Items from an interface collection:
···

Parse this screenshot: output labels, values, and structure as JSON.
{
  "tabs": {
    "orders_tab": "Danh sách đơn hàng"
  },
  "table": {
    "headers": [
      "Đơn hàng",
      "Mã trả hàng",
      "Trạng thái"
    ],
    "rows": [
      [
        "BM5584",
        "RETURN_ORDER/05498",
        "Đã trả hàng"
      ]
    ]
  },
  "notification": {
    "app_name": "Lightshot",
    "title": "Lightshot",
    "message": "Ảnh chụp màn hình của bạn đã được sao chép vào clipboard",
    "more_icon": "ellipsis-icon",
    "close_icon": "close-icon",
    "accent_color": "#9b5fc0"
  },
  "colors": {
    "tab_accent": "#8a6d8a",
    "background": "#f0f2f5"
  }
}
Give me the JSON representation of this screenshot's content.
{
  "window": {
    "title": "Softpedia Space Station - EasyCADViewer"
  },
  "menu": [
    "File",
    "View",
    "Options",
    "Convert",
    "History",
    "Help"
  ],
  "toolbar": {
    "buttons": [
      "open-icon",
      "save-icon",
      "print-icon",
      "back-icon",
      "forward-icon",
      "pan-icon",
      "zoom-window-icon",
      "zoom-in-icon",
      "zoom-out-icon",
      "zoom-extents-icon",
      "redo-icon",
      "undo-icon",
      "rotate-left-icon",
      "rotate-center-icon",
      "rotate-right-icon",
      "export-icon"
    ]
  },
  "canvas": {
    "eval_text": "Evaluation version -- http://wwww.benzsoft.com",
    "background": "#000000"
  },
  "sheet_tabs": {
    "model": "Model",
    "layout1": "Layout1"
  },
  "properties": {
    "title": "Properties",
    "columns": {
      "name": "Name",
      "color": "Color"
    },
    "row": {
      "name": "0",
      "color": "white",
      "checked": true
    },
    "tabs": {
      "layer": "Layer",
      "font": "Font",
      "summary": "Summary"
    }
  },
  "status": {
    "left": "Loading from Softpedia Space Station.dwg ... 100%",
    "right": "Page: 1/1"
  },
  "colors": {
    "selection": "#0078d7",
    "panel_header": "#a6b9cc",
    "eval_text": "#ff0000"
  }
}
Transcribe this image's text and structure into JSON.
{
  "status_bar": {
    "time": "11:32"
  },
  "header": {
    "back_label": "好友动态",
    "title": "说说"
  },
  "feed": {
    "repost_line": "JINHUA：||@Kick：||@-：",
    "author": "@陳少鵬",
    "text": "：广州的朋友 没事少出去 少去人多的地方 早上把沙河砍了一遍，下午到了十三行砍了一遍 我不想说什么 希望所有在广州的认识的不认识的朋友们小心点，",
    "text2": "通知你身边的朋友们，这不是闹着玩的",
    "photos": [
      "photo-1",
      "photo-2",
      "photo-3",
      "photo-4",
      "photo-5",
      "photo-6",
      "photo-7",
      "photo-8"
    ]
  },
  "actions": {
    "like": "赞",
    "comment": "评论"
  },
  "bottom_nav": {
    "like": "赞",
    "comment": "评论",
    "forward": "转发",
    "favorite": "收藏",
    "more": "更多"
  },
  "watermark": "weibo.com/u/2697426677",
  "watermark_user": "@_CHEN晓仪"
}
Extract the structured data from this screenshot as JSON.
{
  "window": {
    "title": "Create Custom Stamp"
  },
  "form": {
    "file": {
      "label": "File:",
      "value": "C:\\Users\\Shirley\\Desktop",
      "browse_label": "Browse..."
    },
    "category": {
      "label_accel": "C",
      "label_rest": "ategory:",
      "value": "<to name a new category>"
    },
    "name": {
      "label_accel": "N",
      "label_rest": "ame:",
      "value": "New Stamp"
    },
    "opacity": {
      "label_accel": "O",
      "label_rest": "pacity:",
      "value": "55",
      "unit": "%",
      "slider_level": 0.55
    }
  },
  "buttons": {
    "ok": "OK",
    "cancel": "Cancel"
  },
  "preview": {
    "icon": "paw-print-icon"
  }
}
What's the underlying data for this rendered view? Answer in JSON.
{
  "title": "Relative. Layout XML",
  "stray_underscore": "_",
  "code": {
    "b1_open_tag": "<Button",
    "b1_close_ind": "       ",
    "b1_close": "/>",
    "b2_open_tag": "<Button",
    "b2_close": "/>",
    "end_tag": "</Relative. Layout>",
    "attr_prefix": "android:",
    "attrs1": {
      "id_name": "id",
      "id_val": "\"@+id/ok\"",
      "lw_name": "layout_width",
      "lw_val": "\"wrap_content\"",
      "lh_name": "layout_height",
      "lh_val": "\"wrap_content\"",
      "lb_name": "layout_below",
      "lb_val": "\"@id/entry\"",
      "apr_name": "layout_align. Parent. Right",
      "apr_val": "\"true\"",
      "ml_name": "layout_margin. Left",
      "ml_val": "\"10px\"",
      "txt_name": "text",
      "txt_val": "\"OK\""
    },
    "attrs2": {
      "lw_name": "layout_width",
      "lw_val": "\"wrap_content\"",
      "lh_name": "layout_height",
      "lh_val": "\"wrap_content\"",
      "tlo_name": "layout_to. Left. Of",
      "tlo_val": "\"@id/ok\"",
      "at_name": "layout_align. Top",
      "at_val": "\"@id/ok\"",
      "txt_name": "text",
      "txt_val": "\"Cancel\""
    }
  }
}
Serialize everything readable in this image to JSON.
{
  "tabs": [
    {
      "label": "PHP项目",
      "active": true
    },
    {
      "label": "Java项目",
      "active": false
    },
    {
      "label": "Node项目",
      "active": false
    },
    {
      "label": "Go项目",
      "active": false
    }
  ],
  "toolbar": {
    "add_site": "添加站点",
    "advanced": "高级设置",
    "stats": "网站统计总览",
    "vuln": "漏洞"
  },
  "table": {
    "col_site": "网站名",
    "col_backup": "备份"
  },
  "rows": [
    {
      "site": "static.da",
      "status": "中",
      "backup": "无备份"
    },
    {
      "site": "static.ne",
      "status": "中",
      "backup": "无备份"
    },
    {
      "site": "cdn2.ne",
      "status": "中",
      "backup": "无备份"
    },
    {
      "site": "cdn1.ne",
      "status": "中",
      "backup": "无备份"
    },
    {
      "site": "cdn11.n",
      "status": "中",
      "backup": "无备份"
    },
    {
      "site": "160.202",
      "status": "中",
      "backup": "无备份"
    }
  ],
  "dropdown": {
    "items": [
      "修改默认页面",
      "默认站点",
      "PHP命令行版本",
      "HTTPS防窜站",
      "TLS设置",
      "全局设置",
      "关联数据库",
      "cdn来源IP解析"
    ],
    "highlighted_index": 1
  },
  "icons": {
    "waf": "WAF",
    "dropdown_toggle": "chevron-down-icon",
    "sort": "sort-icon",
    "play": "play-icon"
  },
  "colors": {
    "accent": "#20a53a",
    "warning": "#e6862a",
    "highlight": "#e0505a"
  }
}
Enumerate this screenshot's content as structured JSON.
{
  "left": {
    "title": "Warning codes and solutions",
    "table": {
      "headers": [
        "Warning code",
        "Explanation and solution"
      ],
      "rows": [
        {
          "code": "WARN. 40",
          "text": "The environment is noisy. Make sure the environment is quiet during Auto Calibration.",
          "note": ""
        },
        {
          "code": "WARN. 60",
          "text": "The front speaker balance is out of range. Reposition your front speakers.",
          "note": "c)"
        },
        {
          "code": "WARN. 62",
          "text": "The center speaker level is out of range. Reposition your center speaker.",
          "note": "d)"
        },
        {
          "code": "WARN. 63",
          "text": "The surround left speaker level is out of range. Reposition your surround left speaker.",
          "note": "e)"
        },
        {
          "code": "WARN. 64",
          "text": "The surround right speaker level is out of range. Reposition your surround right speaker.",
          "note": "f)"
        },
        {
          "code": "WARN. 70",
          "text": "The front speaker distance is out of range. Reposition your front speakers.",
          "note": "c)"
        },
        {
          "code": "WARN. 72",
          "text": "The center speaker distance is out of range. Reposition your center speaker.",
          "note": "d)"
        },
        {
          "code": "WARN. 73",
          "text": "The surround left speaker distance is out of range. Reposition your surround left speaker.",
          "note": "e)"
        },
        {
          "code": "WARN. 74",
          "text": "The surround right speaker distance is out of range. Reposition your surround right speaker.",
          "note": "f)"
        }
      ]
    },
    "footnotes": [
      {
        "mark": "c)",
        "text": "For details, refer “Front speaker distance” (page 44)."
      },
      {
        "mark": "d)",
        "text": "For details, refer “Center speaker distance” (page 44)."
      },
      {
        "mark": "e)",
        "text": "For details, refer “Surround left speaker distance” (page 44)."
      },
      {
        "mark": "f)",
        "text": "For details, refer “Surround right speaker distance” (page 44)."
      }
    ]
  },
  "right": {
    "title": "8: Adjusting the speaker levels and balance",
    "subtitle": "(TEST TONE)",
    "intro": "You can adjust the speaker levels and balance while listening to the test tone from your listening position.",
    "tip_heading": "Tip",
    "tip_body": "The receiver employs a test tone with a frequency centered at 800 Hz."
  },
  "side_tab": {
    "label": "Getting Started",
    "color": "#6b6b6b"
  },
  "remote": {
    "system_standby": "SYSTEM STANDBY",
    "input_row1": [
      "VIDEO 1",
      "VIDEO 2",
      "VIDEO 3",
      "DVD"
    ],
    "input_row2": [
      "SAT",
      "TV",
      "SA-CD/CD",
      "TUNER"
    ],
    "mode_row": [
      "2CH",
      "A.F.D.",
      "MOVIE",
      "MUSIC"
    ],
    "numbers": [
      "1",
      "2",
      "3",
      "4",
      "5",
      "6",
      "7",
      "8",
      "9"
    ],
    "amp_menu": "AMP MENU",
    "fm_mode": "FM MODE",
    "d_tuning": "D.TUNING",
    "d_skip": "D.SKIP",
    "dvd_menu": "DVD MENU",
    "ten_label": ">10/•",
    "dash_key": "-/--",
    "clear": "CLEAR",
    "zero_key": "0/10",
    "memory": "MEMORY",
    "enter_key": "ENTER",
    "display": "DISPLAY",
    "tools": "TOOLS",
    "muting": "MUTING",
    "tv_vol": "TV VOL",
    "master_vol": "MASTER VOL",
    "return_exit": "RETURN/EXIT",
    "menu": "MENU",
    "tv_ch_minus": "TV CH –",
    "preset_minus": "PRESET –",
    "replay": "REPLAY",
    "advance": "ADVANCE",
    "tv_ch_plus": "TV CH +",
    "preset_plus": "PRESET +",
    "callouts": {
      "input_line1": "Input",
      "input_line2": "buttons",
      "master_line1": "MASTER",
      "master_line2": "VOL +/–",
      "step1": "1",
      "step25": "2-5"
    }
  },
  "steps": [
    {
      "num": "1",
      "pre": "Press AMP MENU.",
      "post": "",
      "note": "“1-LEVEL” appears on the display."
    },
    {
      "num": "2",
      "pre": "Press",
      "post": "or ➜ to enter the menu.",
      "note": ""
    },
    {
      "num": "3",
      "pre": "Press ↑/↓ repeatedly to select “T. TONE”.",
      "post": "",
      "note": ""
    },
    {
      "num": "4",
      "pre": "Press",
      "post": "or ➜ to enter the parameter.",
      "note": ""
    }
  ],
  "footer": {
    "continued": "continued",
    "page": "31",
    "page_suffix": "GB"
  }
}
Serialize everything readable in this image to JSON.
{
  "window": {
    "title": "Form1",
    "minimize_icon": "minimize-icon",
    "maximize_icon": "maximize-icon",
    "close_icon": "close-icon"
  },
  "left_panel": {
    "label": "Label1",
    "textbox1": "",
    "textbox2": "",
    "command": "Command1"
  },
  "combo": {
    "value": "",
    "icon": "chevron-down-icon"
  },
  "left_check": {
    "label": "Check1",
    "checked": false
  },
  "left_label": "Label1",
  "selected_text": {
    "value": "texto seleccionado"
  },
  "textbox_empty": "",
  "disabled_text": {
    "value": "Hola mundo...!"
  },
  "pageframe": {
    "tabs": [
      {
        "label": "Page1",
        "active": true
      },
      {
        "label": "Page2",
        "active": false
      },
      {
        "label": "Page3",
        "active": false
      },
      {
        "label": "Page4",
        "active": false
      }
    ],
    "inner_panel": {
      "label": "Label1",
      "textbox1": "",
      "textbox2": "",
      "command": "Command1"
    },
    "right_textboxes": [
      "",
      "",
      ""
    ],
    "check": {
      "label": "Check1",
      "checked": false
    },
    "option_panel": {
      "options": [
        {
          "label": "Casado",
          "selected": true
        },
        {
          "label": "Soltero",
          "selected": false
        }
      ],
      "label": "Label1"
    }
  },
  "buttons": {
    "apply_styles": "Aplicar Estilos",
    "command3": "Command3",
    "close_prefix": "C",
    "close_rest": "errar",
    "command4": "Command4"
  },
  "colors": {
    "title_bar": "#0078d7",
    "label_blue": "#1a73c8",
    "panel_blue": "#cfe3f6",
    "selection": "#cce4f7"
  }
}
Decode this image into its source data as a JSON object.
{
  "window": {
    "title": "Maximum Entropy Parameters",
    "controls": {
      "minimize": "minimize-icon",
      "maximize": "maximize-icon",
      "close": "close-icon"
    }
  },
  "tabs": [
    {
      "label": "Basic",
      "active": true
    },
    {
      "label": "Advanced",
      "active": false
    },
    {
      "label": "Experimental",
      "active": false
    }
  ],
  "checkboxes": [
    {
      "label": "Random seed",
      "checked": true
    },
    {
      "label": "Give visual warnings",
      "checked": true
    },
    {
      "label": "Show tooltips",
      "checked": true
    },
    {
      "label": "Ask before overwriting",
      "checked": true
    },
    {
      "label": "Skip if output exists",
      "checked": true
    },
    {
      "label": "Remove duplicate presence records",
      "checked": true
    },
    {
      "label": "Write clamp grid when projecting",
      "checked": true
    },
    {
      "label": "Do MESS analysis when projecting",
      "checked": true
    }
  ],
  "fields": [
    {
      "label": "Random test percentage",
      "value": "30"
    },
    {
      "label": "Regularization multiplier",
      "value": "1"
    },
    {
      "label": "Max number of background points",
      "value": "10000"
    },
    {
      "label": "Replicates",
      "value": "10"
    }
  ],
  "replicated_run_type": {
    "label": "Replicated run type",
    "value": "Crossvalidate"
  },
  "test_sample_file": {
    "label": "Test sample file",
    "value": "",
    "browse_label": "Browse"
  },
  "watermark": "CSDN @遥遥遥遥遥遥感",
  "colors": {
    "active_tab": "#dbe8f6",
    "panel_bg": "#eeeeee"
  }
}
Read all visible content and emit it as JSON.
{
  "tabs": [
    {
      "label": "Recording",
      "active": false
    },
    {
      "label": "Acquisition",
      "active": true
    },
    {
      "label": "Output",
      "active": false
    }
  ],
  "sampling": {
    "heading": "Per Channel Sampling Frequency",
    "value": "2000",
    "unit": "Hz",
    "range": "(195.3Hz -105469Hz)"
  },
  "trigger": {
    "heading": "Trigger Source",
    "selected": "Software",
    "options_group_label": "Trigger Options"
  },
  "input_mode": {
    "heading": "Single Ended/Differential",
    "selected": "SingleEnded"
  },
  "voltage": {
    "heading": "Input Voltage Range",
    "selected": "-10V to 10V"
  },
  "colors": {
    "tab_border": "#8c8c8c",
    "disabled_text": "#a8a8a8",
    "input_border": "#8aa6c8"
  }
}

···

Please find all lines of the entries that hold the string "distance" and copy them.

          "text": "The front speaker distance is out of range. Reposition your front speakers.",
          "text": "The center speaker distance is out of range. Reposition your center speaker.",
          "text": "The surround left speaker distance is out of range. Reposition your surround left speaker.",
          "text": "The surround right speaker distance is out of range. Reposition your surround right speaker.",
        "text": "For details, refer “Front speaker distance” (page 44)."
        "text": "For details, refer “Center speaker distance” (page 44)."
        "text": "For details, refer “Surround left speaker distance” (page 44)."
        "text": "For details, refer “Surround right speaker distance” (page 44)."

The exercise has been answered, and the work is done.